ABOUT THIS TASK »
Scan the records below and copy every line that contains the string "number".

RECORDS FOR THE TASK »
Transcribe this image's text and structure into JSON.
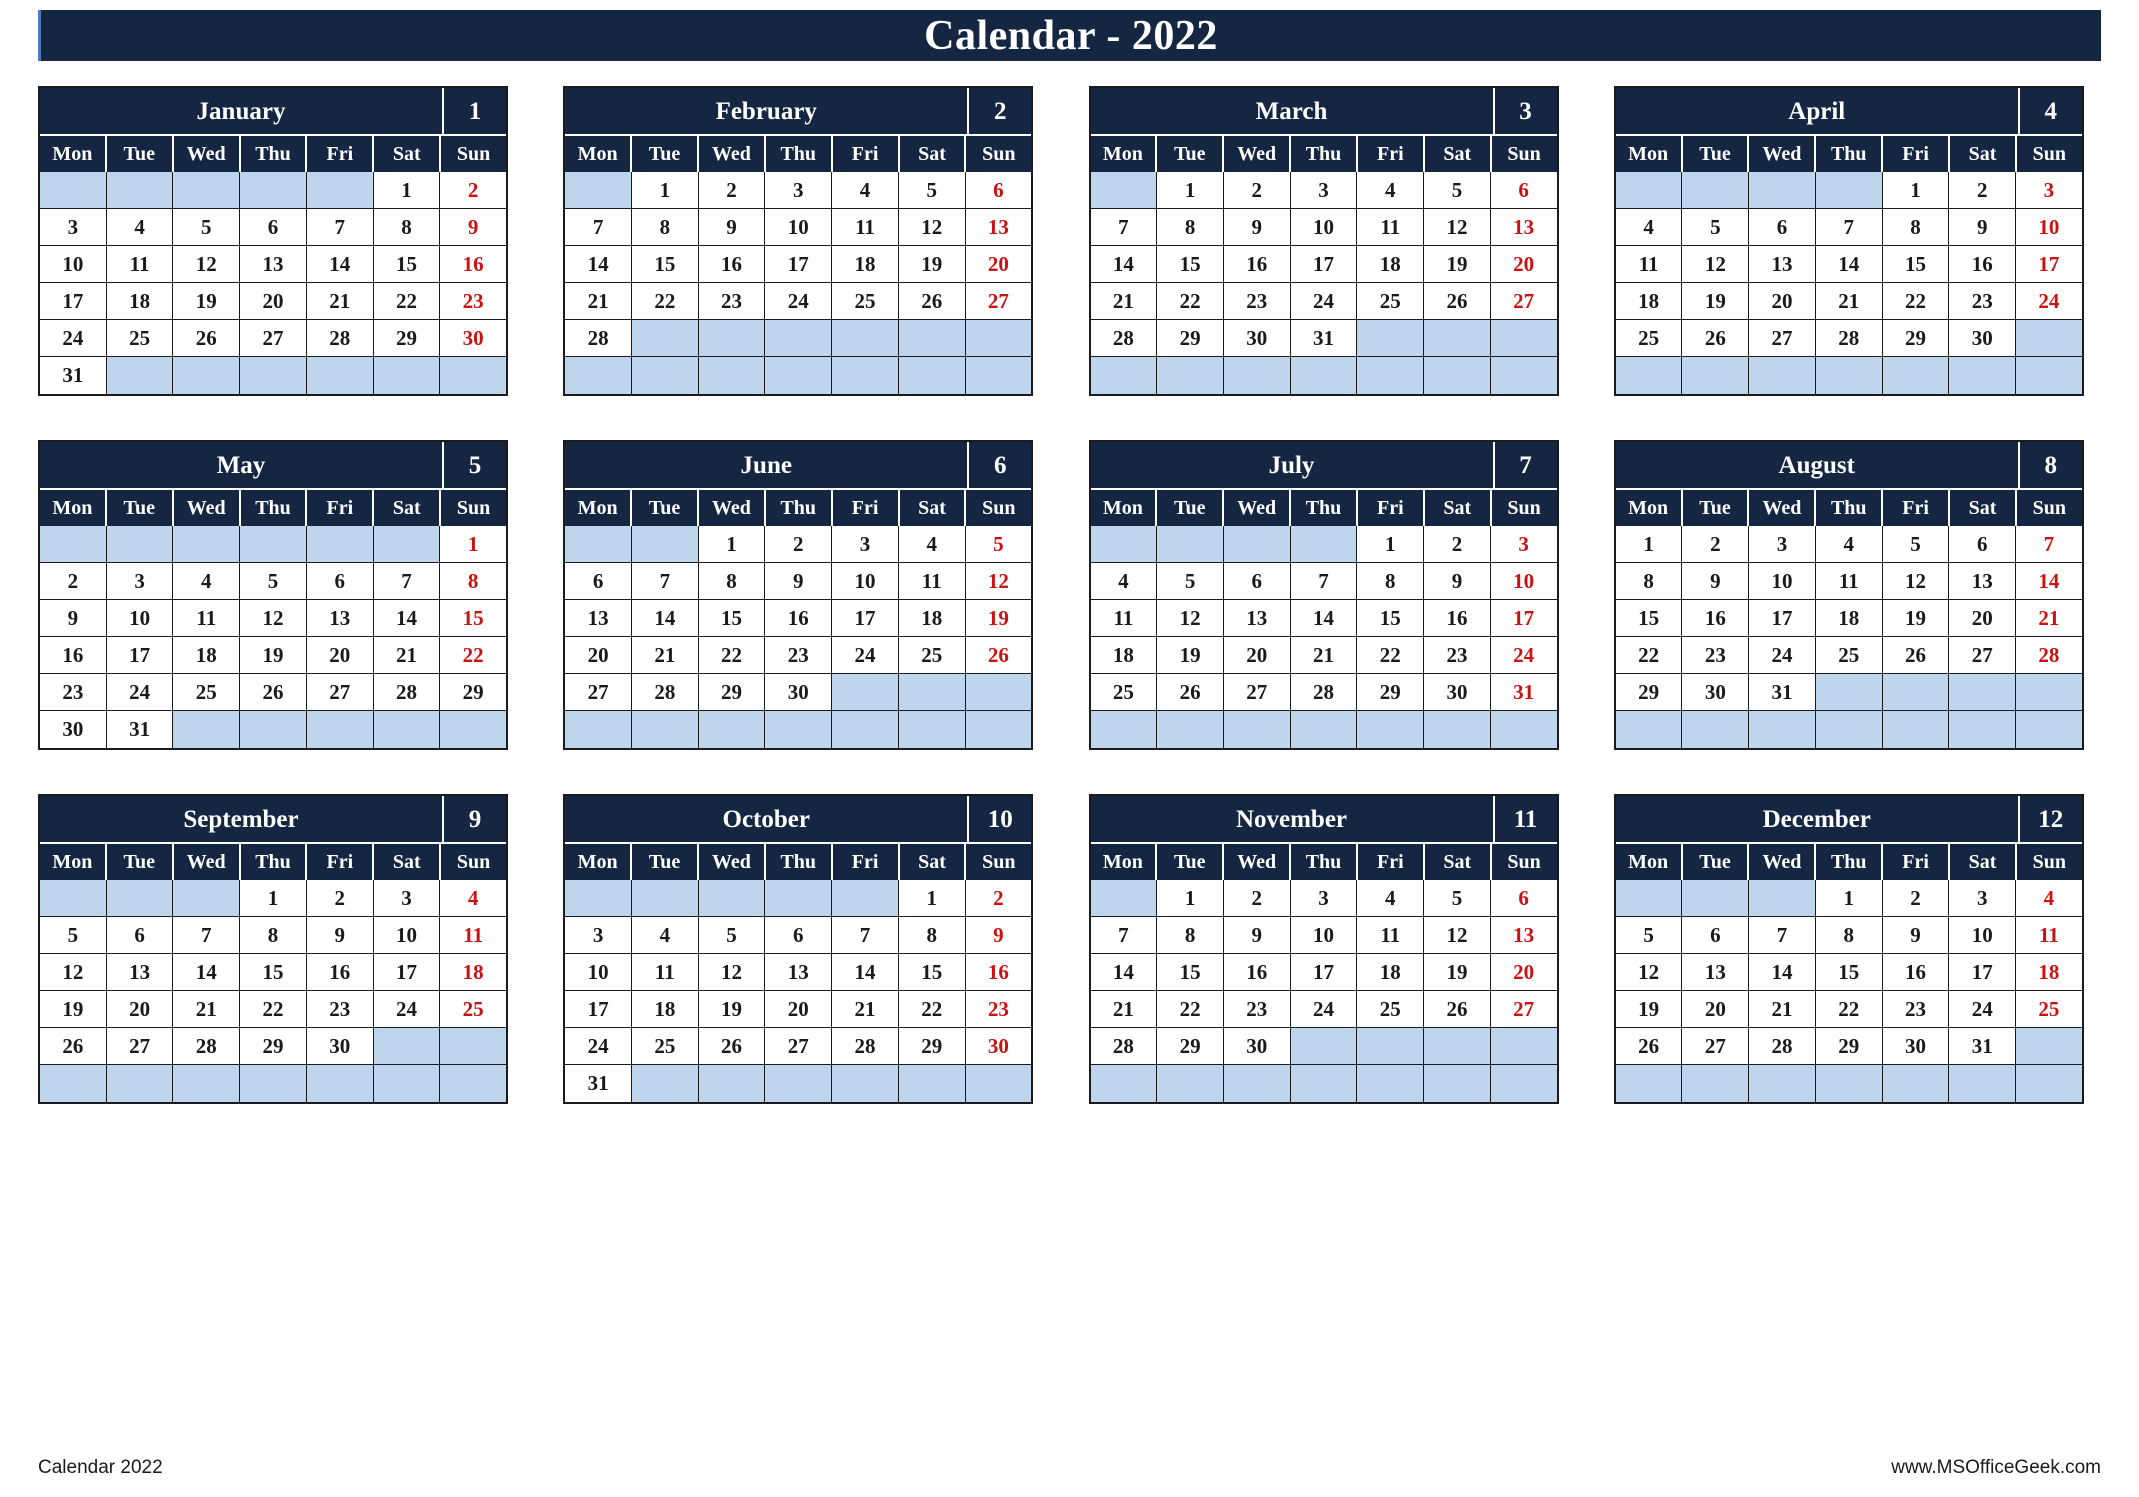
{
  "title": "Calendar - 2022",
  "theme": {
    "header_bg": "#152642",
    "empty_cell": "#bfd5ee",
    "sunday_text": "#cc1111",
    "day_text": "#1a1a1a",
    "accent_edge": "#4f7cc0"
  },
  "weekdays": [
    "Mon",
    "Tue",
    "Wed",
    "Thu",
    "Fri",
    "Sat",
    "Sun"
  ],
  "footer": {
    "left": "Calendar 2022",
    "right": "www.MSOfficeGeek.com"
  },
  "months": [
    {
      "name": "January",
      "number": "1",
      "weeks": [
        [
          "",
          "",
          "",
          "",
          "",
          "1",
          "2"
        ],
        [
          "3",
          "4",
          "5",
          "6",
          "7",
          "8",
          "9"
        ],
        [
          "10",
          "11",
          "12",
          "13",
          "14",
          "15",
          "16"
        ],
        [
          "17",
          "18",
          "19",
          "20",
          "21",
          "22",
          "23"
        ],
        [
          "24",
          "25",
          "26",
          "27",
          "28",
          "29",
          "30"
        ],
        [
          "31",
          "",
          "",
          "",
          "",
          "",
          ""
        ]
      ]
    },
    {
      "name": "February",
      "number": "2",
      "weeks": [
        [
          "",
          "1",
          "2",
          "3",
          "4",
          "5",
          "6"
        ],
        [
          "7",
          "8",
          "9",
          "10",
          "11",
          "12",
          "13"
        ],
        [
          "14",
          "15",
          "16",
          "17",
          "18",
          "19",
          "20"
        ],
        [
          "21",
          "22",
          "23",
          "24",
          "25",
          "26",
          "27"
        ],
        [
          "28",
          "",
          "",
          "",
          "",
          "",
          ""
        ],
        [
          "",
          "",
          "",
          "",
          "",
          "",
          ""
        ]
      ]
    },
    {
      "name": "March",
      "number": "3",
      "weeks": [
        [
          "",
          "1",
          "2",
          "3",
          "4",
          "5",
          "6"
        ],
        [
          "7",
          "8",
          "9",
          "10",
          "11",
          "12",
          "13"
        ],
        [
          "14",
          "15",
          "16",
          "17",
          "18",
          "19",
          "20"
        ],
        [
          "21",
          "22",
          "23",
          "24",
          "25",
          "26",
          "27"
        ],
        [
          "28",
          "29",
          "30",
          "31",
          "",
          "",
          ""
        ],
        [
          "",
          "",
          "",
          "",
          "",
          "",
          ""
        ]
      ]
    },
    {
      "name": "April",
      "number": "4",
      "weeks": [
        [
          "",
          "",
          "",
          "",
          "1",
          "2",
          "3"
        ],
        [
          "4",
          "5",
          "6",
          "7",
          "8",
          "9",
          "10"
        ],
        [
          "11",
          "12",
          "13",
          "14",
          "15",
          "16",
          "17"
        ],
        [
          "18",
          "19",
          "20",
          "21",
          "22",
          "23",
          "24"
        ],
        [
          "25",
          "26",
          "27",
          "28",
          "29",
          "30",
          ""
        ],
        [
          "",
          "",
          "",
          "",
          "",
          "",
          ""
        ]
      ]
    },
    {
      "name": "May",
      "number": "5",
      "weeks": [
        [
          "",
          "",
          "",
          "",
          "",
          "",
          "1"
        ],
        [
          "2",
          "3",
          "4",
          "5",
          "6",
          "7",
          "8"
        ],
        [
          "9",
          "10",
          "11",
          "12",
          "13",
          "14",
          "15"
        ],
        [
          "16",
          "17",
          "18",
          "19",
          "20",
          "21",
          "22"
        ],
        [
          "23",
          "24",
          "25",
          "26",
          "27",
          "28",
          "29"
        ],
        [
          "30",
          "31",
          "",
          "",
          "",
          "",
          ""
        ]
      ],
      "black_sundays": [
        "29"
      ]
    },
    {
      "name": "June",
      "number": "6",
      "weeks": [
        [
          "",
          "",
          "1",
          "2",
          "3",
          "4",
          "5"
        ],
        [
          "6",
          "7",
          "8",
          "9",
          "10",
          "11",
          "12"
        ],
        [
          "13",
          "14",
          "15",
          "16",
          "17",
          "18",
          "19"
        ],
        [
          "20",
          "21",
          "22",
          "23",
          "24",
          "25",
          "26"
        ],
        [
          "27",
          "28",
          "29",
          "30",
          "",
          "",
          ""
        ],
        [
          "",
          "",
          "",
          "",
          "",
          "",
          ""
        ]
      ]
    },
    {
      "name": "July",
      "number": "7",
      "weeks": [
        [
          "",
          "",
          "",
          "",
          "1",
          "2",
          "3"
        ],
        [
          "4",
          "5",
          "6",
          "7",
          "8",
          "9",
          "10"
        ],
        [
          "11",
          "12",
          "13",
          "14",
          "15",
          "16",
          "17"
        ],
        [
          "18",
          "19",
          "20",
          "21",
          "22",
          "23",
          "24"
        ],
        [
          "25",
          "26",
          "27",
          "28",
          "29",
          "30",
          "31"
        ],
        [
          "",
          "",
          "",
          "",
          "",
          "",
          ""
        ]
      ]
    },
    {
      "name": "August",
      "number": "8",
      "weeks": [
        [
          "1",
          "2",
          "3",
          "4",
          "5",
          "6",
          "7"
        ],
        [
          "8",
          "9",
          "10",
          "11",
          "12",
          "13",
          "14"
        ],
        [
          "15",
          "16",
          "17",
          "18",
          "19",
          "20",
          "21"
        ],
        [
          "22",
          "23",
          "24",
          "25",
          "26",
          "27",
          "28"
        ],
        [
          "29",
          "30",
          "31",
          "",
          "",
          "",
          ""
        ],
        [
          "",
          "",
          "",
          "",
          "",
          "",
          ""
        ]
      ]
    },
    {
      "name": "September",
      "number": "9",
      "weeks": [
        [
          "",
          "",
          "",
          "1",
          "2",
          "3",
          "4"
        ],
        [
          "5",
          "6",
          "7",
          "8",
          "9",
          "10",
          "11"
        ],
        [
          "12",
          "13",
          "14",
          "15",
          "16",
          "17",
          "18"
        ],
        [
          "19",
          "20",
          "21",
          "22",
          "23",
          "24",
          "25"
        ],
        [
          "26",
          "27",
          "28",
          "29",
          "30",
          "",
          ""
        ],
        [
          "",
          "",
          "",
          "",
          "",
          "",
          ""
        ]
      ]
    },
    {
      "name": "October",
      "number": "10",
      "weeks": [
        [
          "",
          "",
          "",
          "",
          "",
          "1",
          "2"
        ],
        [
          "3",
          "4",
          "5",
          "6",
          "7",
          "8",
          "9"
        ],
        [
          "10",
          "11",
          "12",
          "13",
          "14",
          "15",
          "16"
        ],
        [
          "17",
          "18",
          "19",
          "20",
          "21",
          "22",
          "23"
        ],
        [
          "24",
          "25",
          "26",
          "27",
          "28",
          "29",
          "30"
        ],
        [
          "31",
          "",
          "",
          "",
          "",
          "",
          ""
        ]
      ]
    },
    {
      "name": "November",
      "number": "11",
      "weeks": [
        [
          "",
          "1",
          "2",
          "3",
          "4",
          "5",
          "6"
        ],
        [
          "7",
          "8",
          "9",
          "10",
          "11",
          "12",
          "13"
        ],
        [
          "14",
          "15",
          "16",
          "17",
          "18",
          "19",
          "20"
        ],
        [
          "21",
          "22",
          "23",
          "24",
          "25",
          "26",
          "27"
        ],
        [
          "28",
          "29",
          "30",
          "",
          "",
          "",
          ""
        ],
        [
          "",
          "",
          "",
          "",
          "",
          "",
          ""
        ]
      ]
    },
    {
      "name": "December",
      "number": "12",
      "weeks": [
        [
          "",
          "",
          "",
          "1",
          "2",
          "3",
          "4"
        ],
        [
          "5",
          "6",
          "7",
          "8",
          "9",
          "10",
          "11"
        ],
        [
          "12",
          "13",
          "14",
          "15",
          "16",
          "17",
          "18"
        ],
        [
          "19",
          "20",
          "21",
          "22",
          "23",
          "24",
          "25"
        ],
        [
          "26",
          "27",
          "28",
          "29",
          "30",
          "31",
          ""
        ],
        [
          "",
          "",
          "",
          "",
          "",
          "",
          ""
        ]
      ]
    }
  ]
}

YOUR RESPONSE »
      "number": "1",
      "number": "2",
      "number": "3",
      "number": "4",
      "number": "5",
      "number": "6",
      "number": "7",
      "number": "8",
      "number": "9",
      "number": "10",
      "number": "11",
      "number": "12",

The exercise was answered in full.